PRI is also addressing capture of non-point source CO2 from transportation and other activities. PRI and industry partners recently began a DOE-backed project to develop preliminary designs and determine feasibility for the first commercial-scale direct air capture and storage system (DAC+S) for CO2 removal in the United States. This 18-month project will explore the possibility of pulling 100,000 tonnes of CO2 from the air annually. By using three test sites across the U.S., the project will examine the potential impact of different climate conditions on CO2 direct air capture.
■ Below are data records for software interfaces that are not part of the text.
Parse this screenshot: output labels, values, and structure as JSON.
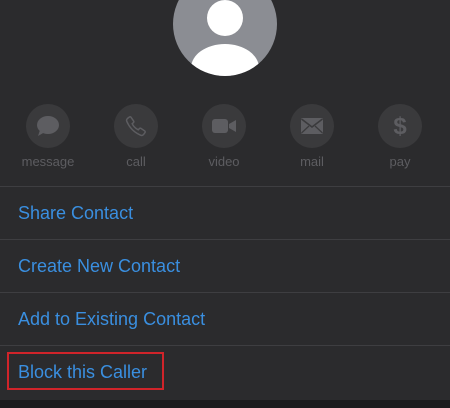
{
  "contact": {
    "avatar_icon": "person-silhouette-icon"
  },
  "actions": [
    {
      "id": "message",
      "label": "message",
      "icon": "message-bubble-icon"
    },
    {
      "id": "call",
      "label": "call",
      "icon": "phone-icon"
    },
    {
      "id": "video",
      "label": "video",
      "icon": "video-camera-icon"
    },
    {
      "id": "mail",
      "label": "mail",
      "icon": "envelope-icon"
    },
    {
      "id": "pay",
      "label": "pay",
      "icon": "dollar-icon"
    }
  ],
  "menu": {
    "items": [
      {
        "label": "Share Contact"
      },
      {
        "label": "Create New Contact"
      },
      {
        "label": "Add to Existing Contact"
      },
      {
        "label": "Block this Caller"
      }
    ]
  },
  "colors": {
    "background": "#2b2b2d",
    "link": "#3a8fe0",
    "action_icon": "#5d5d61",
    "highlight": "#d0242a"
  }
}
The Prairie Research Institute (PRI) at the University of Illinois Urbana-Champaign, in consultation with an intergovernmental advisory committee, pursuant to Public Act 102-0341, hereby filed its report on the potential for carbon capture, utilization, and storage (CCUS) as a climate mitigation technology throughout Illinois.
The report provides an assessment of Illinois subsurface storage resources, a description of existing and selected subsurface storage projects and best practices for carbon storage. Additionally, the report provides recommendations for policy and regulatory needs at the State level based on its findings.
PRI unites expertise in geoscience, ecology and environmental science, climate, sustainable energy, hydrology and water, archaeology, and pollution prevention. PRI is not a policymaking or advocacy organization. PRI serves as scientists to the state to help policymakers better understand the role CCUS could play in Illinois by providing objective, science-based research.
In assembling this report, the CCUS study group reviewed an inventory of existing CCUS initiatives in the state and nationally; performed a literature review; compiled a review of the existing legislation to supplement the report; employed an outside firm, Industrial Economics, Incorporated, to conduct an Impact Analysis for Planning (IMPLAN) economic impact analysis; and hosted 13 virtual stakeholder listening sessions with diverse groups, including state agencies, environmental organizations, unions, industry, general public and other stakeholders.
We appreciate all the stakeholders who took the time to provide their perspectives either in writing or by attending a listening session.
The report is now available to the public and can be viewed and downloaded here.
For questions please contact Tiffany Jolley, Assistant Director for Strategic Communications, directly at firstname.lastname@example.org or 217/300-2356.